Jim Murdoch said...

For someone to learn something does there necessarily have to be a teacher present? Can you not learn by doing? No one taught me to write but I nevertheless learned. I think Larkin’s remark in his Paris Review interview is pretty much spot on: “Oh, for Christ’s sake, one doesn’t study poets! You read them, and think, That’s marvellous, how is it done, could I do it? and that’s how you learn.” I’ve always been slightly embarrassed by my lack of academic qualifications but perhaps that might have done me more harm in the long run. I read, I learned.

Adrian Slatcher said...

I wrote pretty much continuously for 8 years (and regularly before that) before I did my M.A. What it gave me though was a peer group (I'd never even MET a published writer before I decided to do a masters) and the time. The problem with having Larkin and whoever as your teacher is that it's never going to be a two way conversation. I'd say that Kingsley Amis and the other poets he met at Oxford were (at least as)equally as important to Larkin as reading Yeats or whoever. Actually, Larkin probably had one of the most supportive peer groups of any 20th century writer. As for studying poets, I guess a writer does study poets, but in the way a magpie looks for glints of gold.

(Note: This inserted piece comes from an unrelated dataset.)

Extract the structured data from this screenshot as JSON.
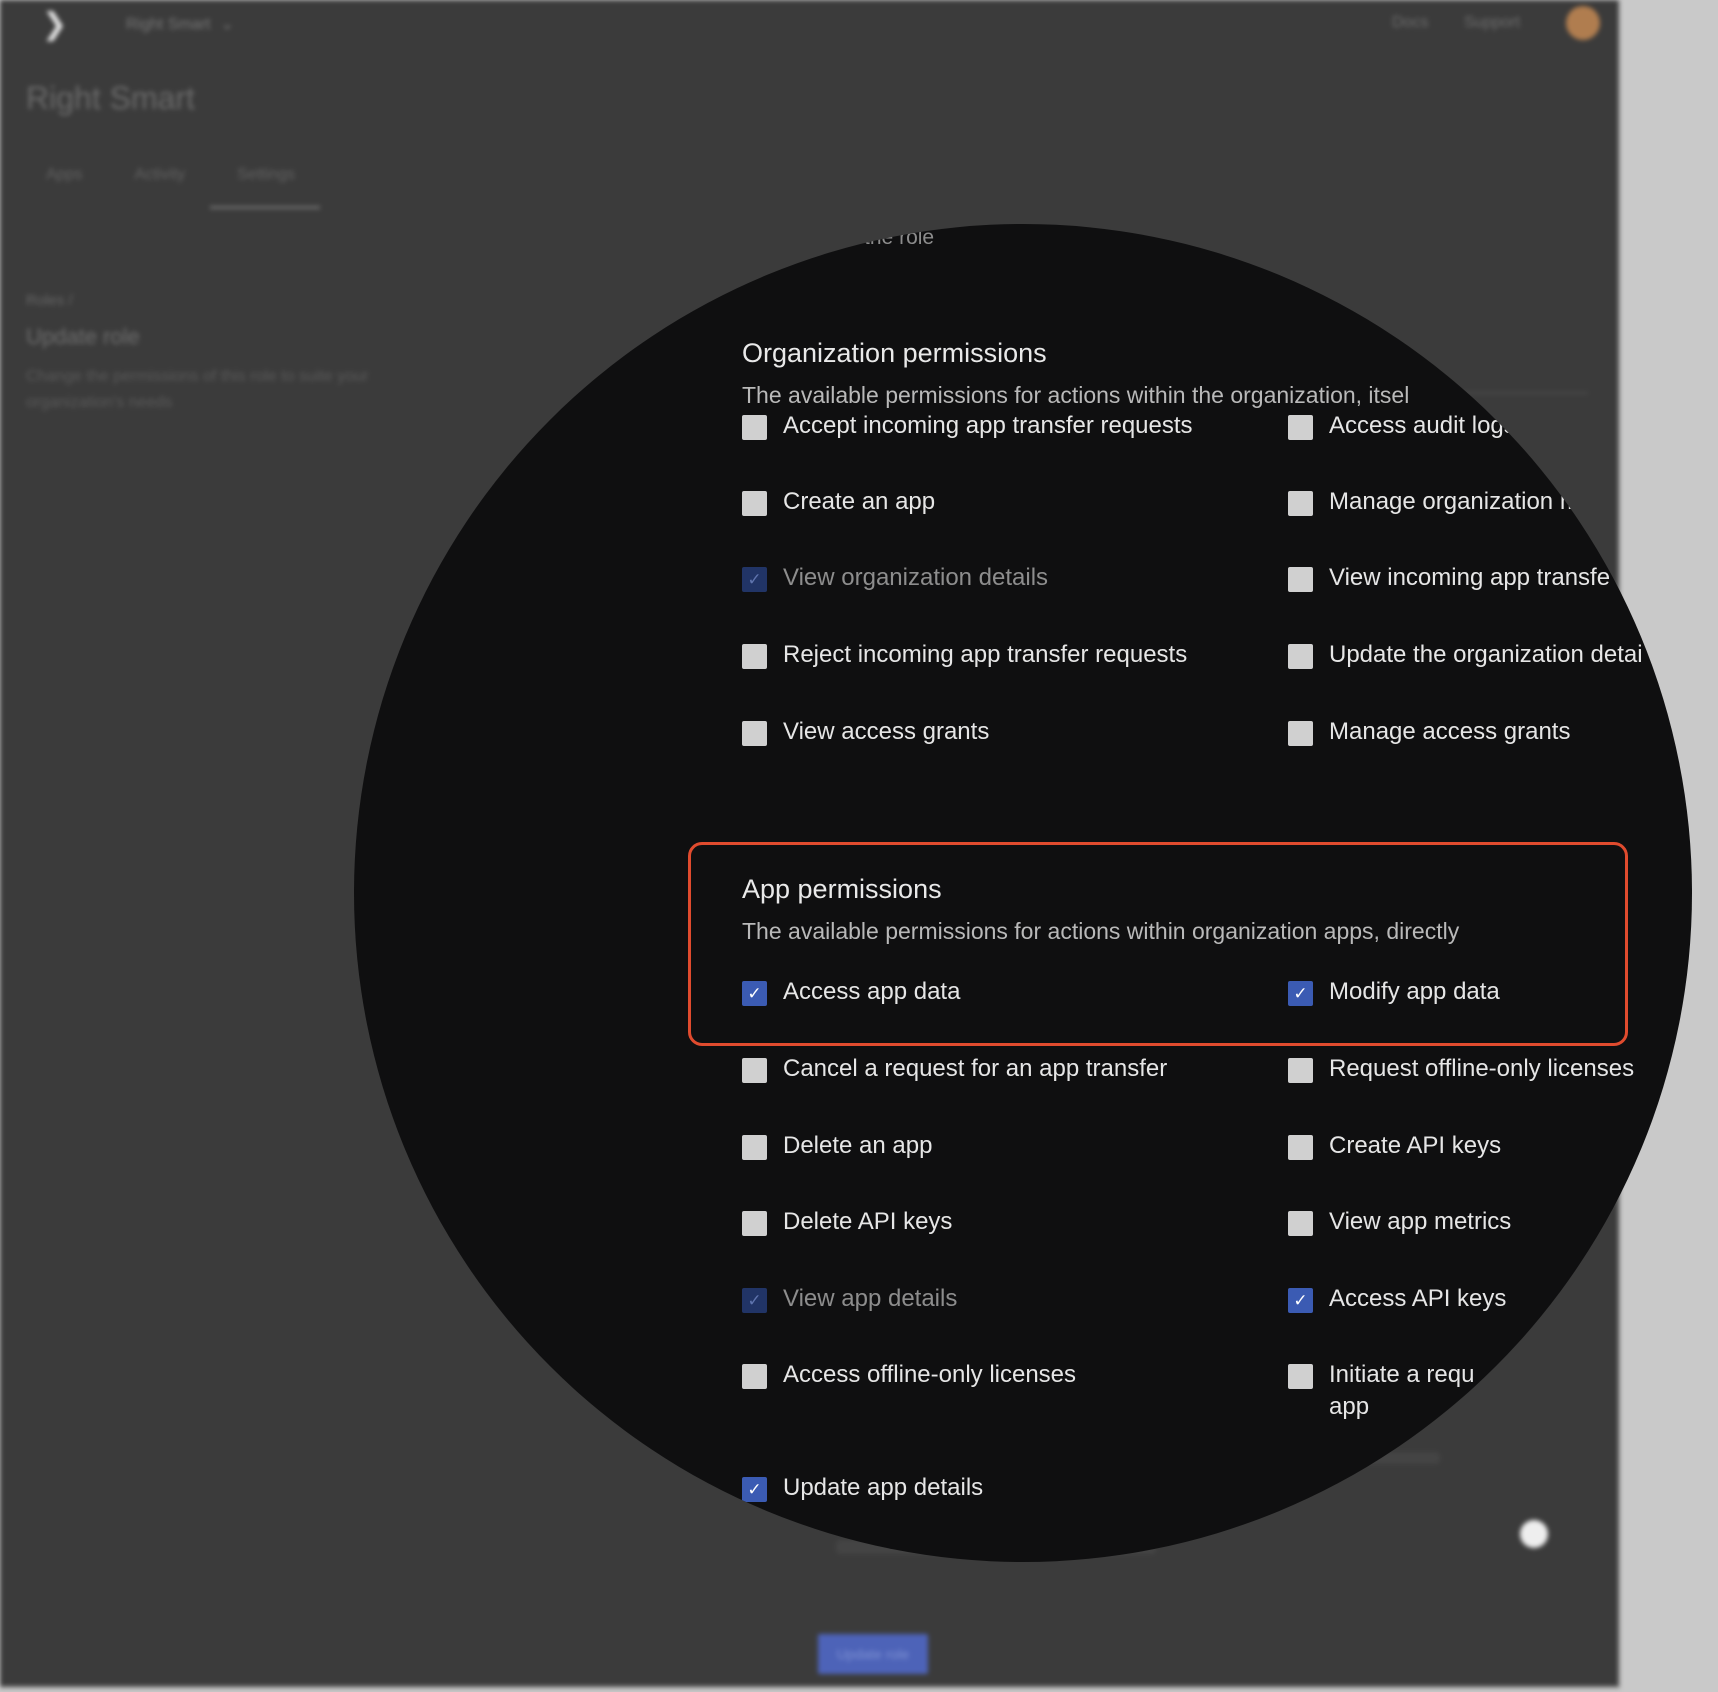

Anees Khan said...

I believe writing cannot be taught to the person who doesn’t have aptitude for what a good sentence or story is. However, if one learns the concepts early, it certainly helps him appreciate fiction better and identify what are the gaps in his writing. If I know what a good dialogue or well rounded character is, I will certainly try to write like one. I enjoy reading classics more after I know the concepts of fiction and literature. In absence of this learning, I will have to put double or triple efforts to see the same thing; and, perhaps I will appreciate a work of fiction, without knowing why; and I will be disappointed, without knowing why.

Isabel Doyle said...

In the discussion following the Guardian article the idea that a creative writing course provides a group of readers/commentators was raised, and surely having interested readers is a very important part of learning the craft of writing. What can't be taught I would hazard is inspiration. Perhaps there are techniques that can be shared, in how to recognise a potential idea and develop it?
Certainly having guidance in who to read specifically, when one is struggling with managing complex storylines, or some other technical problem, would be a boon.

Adrian Slatcher said...

Anis, writers need to be readers, but its interesting when you get a different kind of influence, how it can change writing. Bruce Chatwin, for instance, was an expert in antiquities and a great traveller, he read Hemingway; I'm sure his reading was different than most late 20th Century writers, and his books have something new as a result.

Isabel, the debate after McCrum's piece was interesting but very wide ranging. I'd make a distinction between masters level courses as these have a particular intention, and the idea of a creative writing "class." Even there, you'll find that people have chosen they want to write (rather than learn guitar or paint), and an interest in using words imaginatively seems a good thing in itself. Whether that leads to anything more, depends on the person, and, yes, the nature of their inspiration.